**Instructions for the task:**
Please return only the lines from the one with "Decode this image" through the final line of the data, unchanged, with pictures omitted.

**Material for the task:**
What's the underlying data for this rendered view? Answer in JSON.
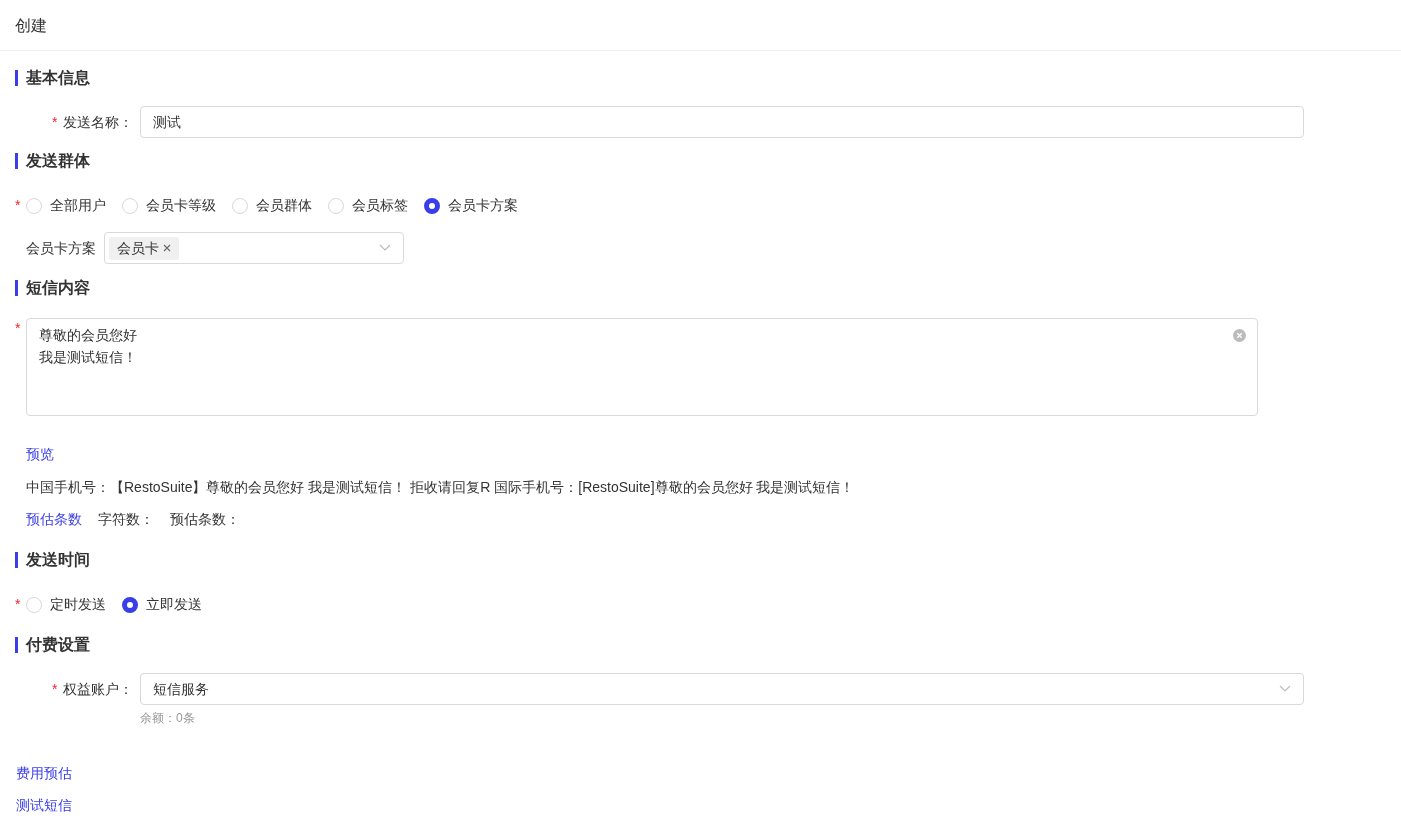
{
  "header": {
    "title": "创建"
  },
  "sections": [
    {
      "kind": "name",
      "title": "基本信息",
      "field": {
        "required_mark": "*",
        "label": "发送名称：",
        "value": "测试"
      }
    },
    {
      "kind": "audience",
      "title": "发送群体",
      "required_mark": "*",
      "options": [
        {
          "label": "全部用户",
          "selected": false
        },
        {
          "label": "会员卡等级",
          "selected": false
        },
        {
          "label": "会员群体",
          "selected": false
        },
        {
          "label": "会员标签",
          "selected": false
        },
        {
          "label": "会员卡方案",
          "selected": true
        }
      ],
      "select": {
        "label": "会员卡方案",
        "tags": [
          "会员卡"
        ]
      }
    },
    {
      "kind": "content",
      "title": "短信内容",
      "required_mark": "*",
      "lines": [
        "尊敬的会员您好",
        "我是测试短信！"
      ],
      "preview_link": "预览",
      "preview_text": "中国手机号：【RestoSuite】尊敬的会员您好 我是测试短信！ 拒收请回复R 国际手机号：[RestoSuite]尊敬的会员您好 我是测试短信！",
      "estimate_link": "预估条数",
      "char_count_label": "字符数：",
      "estimate_label": "预估条数："
    },
    {
      "kind": "time",
      "title": "发送时间",
      "required_mark": "*",
      "options": [
        {
          "label": "定时发送",
          "selected": false
        },
        {
          "label": "立即发送",
          "selected": true
        }
      ]
    },
    {
      "kind": "payment",
      "title": "付费设置",
      "field": {
        "required_mark": "*",
        "label": "权益账户：",
        "value": "短信服务",
        "hint": "余额：0条"
      }
    }
  ],
  "footer_links": [
    "费用预估",
    "测试短信"
  ]
}
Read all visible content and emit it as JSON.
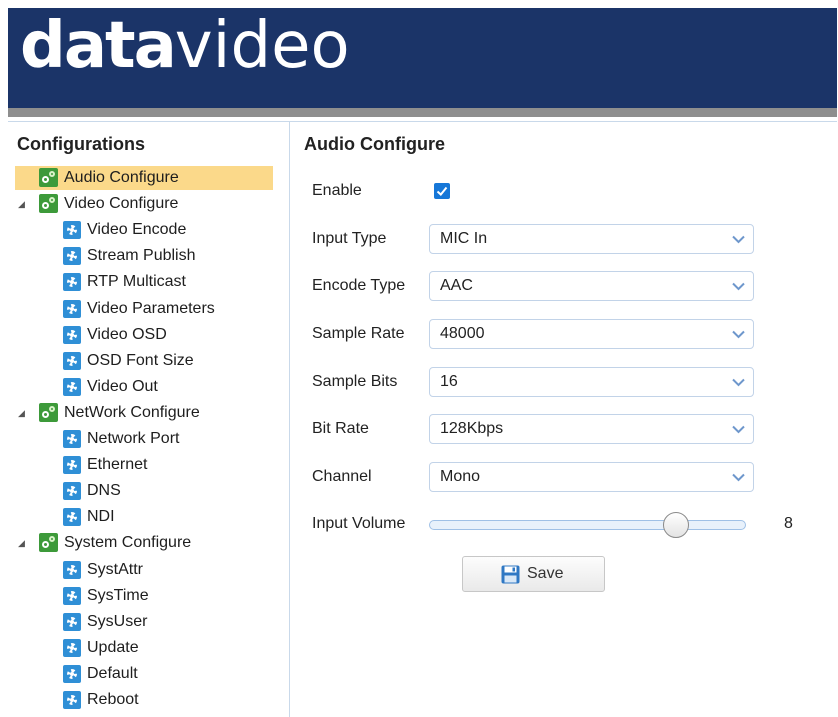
{
  "header": {
    "logo_bold": "data",
    "logo_thin": "video"
  },
  "sidebar": {
    "title": "Configurations",
    "items": [
      {
        "label": "Audio Configure",
        "level": 0,
        "icon": "group-gear-icon",
        "selected": true,
        "expander": ""
      },
      {
        "label": "Video Configure",
        "level": 0,
        "icon": "group-gear-icon",
        "selected": false,
        "expander": "◢"
      },
      {
        "label": "Video Encode",
        "level": 1,
        "icon": "gear-icon"
      },
      {
        "label": "Stream Publish",
        "level": 1,
        "icon": "gear-icon"
      },
      {
        "label": "RTP Multicast",
        "level": 1,
        "icon": "gear-icon"
      },
      {
        "label": "Video Parameters",
        "level": 1,
        "icon": "gear-icon"
      },
      {
        "label": "Video OSD",
        "level": 1,
        "icon": "gear-icon"
      },
      {
        "label": "OSD Font Size",
        "level": 1,
        "icon": "gear-icon"
      },
      {
        "label": "Video Out",
        "level": 1,
        "icon": "gear-icon"
      },
      {
        "label": "NetWork Configure",
        "level": 0,
        "icon": "group-gear-icon",
        "selected": false,
        "expander": "◢"
      },
      {
        "label": "Network Port",
        "level": 1,
        "icon": "gear-icon"
      },
      {
        "label": "Ethernet",
        "level": 1,
        "icon": "gear-icon"
      },
      {
        "label": "DNS",
        "level": 1,
        "icon": "gear-icon"
      },
      {
        "label": "NDI",
        "level": 1,
        "icon": "gear-icon"
      },
      {
        "label": "System Configure",
        "level": 0,
        "icon": "group-gear-icon",
        "selected": false,
        "expander": "◢"
      },
      {
        "label": "SystAttr",
        "level": 1,
        "icon": "gear-icon"
      },
      {
        "label": "SysTime",
        "level": 1,
        "icon": "gear-icon"
      },
      {
        "label": "SysUser",
        "level": 1,
        "icon": "gear-icon"
      },
      {
        "label": "Update",
        "level": 1,
        "icon": "gear-icon"
      },
      {
        "label": "Default",
        "level": 1,
        "icon": "gear-icon"
      },
      {
        "label": "Reboot",
        "level": 1,
        "icon": "gear-icon"
      }
    ]
  },
  "main": {
    "title": "Audio Configure",
    "enable_label": "Enable",
    "enable_checked": true,
    "fields": [
      {
        "label": "Input Type",
        "value": "MIC In"
      },
      {
        "label": "Encode Type",
        "value": "AAC"
      },
      {
        "label": "Sample Rate",
        "value": "48000"
      },
      {
        "label": "Sample Bits",
        "value": "16"
      },
      {
        "label": "Bit Rate",
        "value": "128Kbps"
      },
      {
        "label": "Channel",
        "value": "Mono"
      }
    ],
    "volume_label": "Input Volume",
    "volume_value": "8",
    "save_label": "Save"
  },
  "colors": {
    "header_bg": "#1b3468",
    "selected_bg": "#fbd98a",
    "group_icon": "#3d9a3a",
    "item_icon": "#2f8fd6",
    "checkbox": "#1677d8"
  }
}
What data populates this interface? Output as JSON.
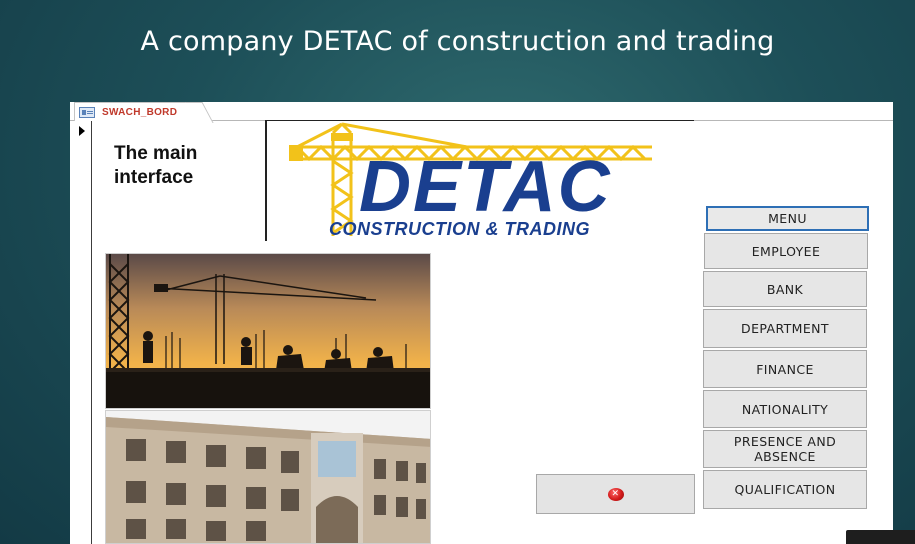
{
  "slide": {
    "title": "A company DETAC of construction and trading"
  },
  "form": {
    "tab_label": "SWACH_BORD",
    "heading": "The main interface",
    "logo": {
      "brand": "DETAC",
      "tagline": "CONSTRUCTION & TRADING"
    },
    "buttons": {
      "menu": "MENU",
      "employee": "EMPLOYEE",
      "bank": "BANK",
      "department": "DEPARTMENT",
      "finance": "FINANCE",
      "nationality": "NATIONALITY",
      "presence_absence": "PRESENCE AND ABSENCE",
      "qualification": "QUALIFICATION",
      "exit_icon": "close-circle-icon"
    }
  },
  "colors": {
    "background": "#1d4f58",
    "logo_blue": "#1a3f8f",
    "logo_yellow": "#f2c21a",
    "tab_label": "#c0392b",
    "menu_border": "#2e6fb5"
  }
}
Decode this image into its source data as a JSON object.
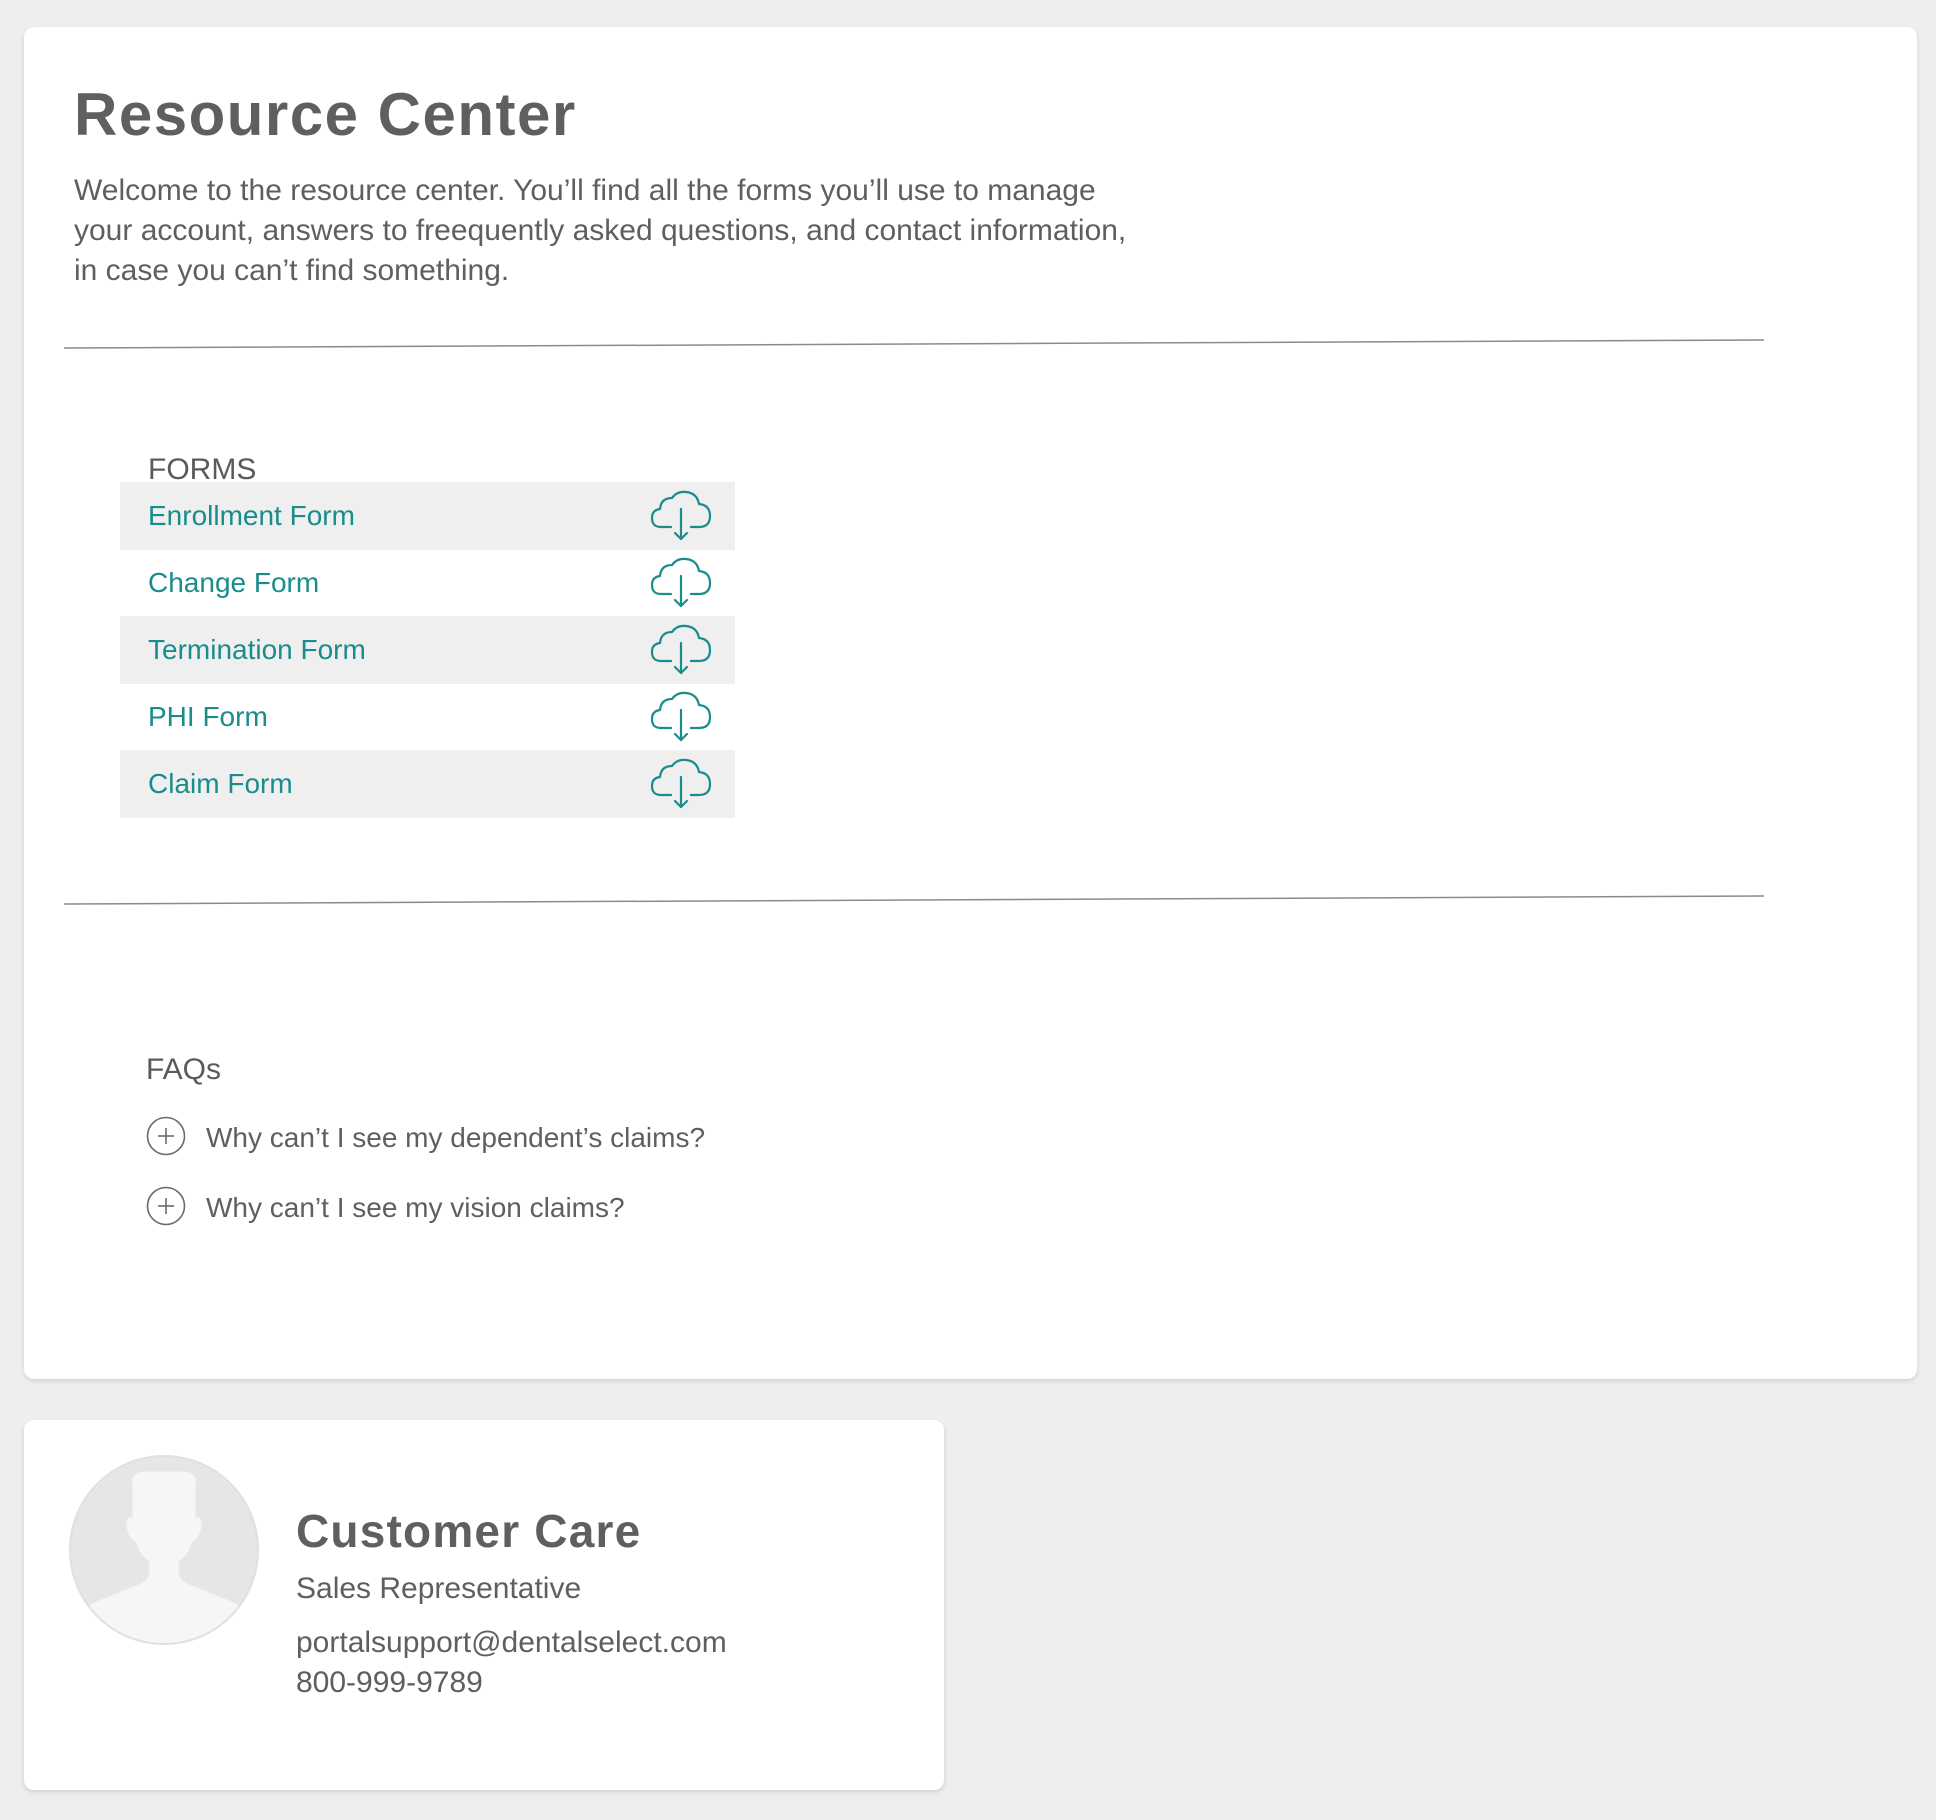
{
  "resource_center": {
    "title": "Resource Center",
    "intro": "Welcome to the resource center. You’ll find all the forms you’ll use to manage your account, answers to freequently asked questions, and contact information, in case you can’t find something."
  },
  "forms": {
    "heading": "FORMS",
    "download_icon": "cloud-download-icon",
    "items": [
      {
        "label": "Enrollment Form"
      },
      {
        "label": "Change Form"
      },
      {
        "label": "Termination Form"
      },
      {
        "label": "PHI Form"
      },
      {
        "label": "Claim Form"
      }
    ]
  },
  "faqs": {
    "heading": "FAQs",
    "expand_icon": "plus-circle-icon",
    "items": [
      {
        "question": "Why can’t I see my dependent’s claims?"
      },
      {
        "question": "Why can’t I see my vision claims?"
      }
    ]
  },
  "contact": {
    "avatar_icon": "user-silhouette-icon",
    "name": "Customer Care",
    "role": "Sales Representative",
    "email": "portalsupport@dentalselect.com",
    "phone": "800-999-9789"
  },
  "colors": {
    "background": "#eeeeee",
    "card": "#ffffff",
    "accent": "#1a8c8c",
    "text": "#5f5f5f",
    "row_stripe": "#efefef"
  }
}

**Task output:**
Decode this image into its source data as a JSON object.
{
  "resource_center": {
    "title": "Resource Center",
    "intro": "Welcome to the resource center. You’ll find all the forms you’ll use to manage your account, answers to freequently asked questions, and contact information, in case you can’t find something."
  },
  "forms": {
    "heading": "FORMS",
    "download_icon": "cloud-download-icon",
    "items": [
      {
        "label": "Enrollment Form"
      },
      {
        "label": "Change Form"
      },
      {
        "label": "Termination Form"
      },
      {
        "label": "PHI Form"
      },
      {
        "label": "Claim Form"
      }
    ]
  },
  "faqs": {
    "heading": "FAQs",
    "expand_icon": "plus-circle-icon",
    "items": [
      {
        "question": "Why can’t I see my dependent’s claims?"
      },
      {
        "question": "Why can’t I see my vision claims?"
      }
    ]
  },
  "contact": {
    "avatar_icon": "user-silhouette-icon",
    "name": "Customer Care",
    "role": "Sales Representative",
    "email": "portalsupport@dentalselect.com",
    "phone": "800-999-9789"
  },
  "colors": {
    "background": "#eeeeee",
    "card": "#ffffff",
    "accent": "#1a8c8c",
    "text": "#5f5f5f",
    "row_stripe": "#efefef"
  }
}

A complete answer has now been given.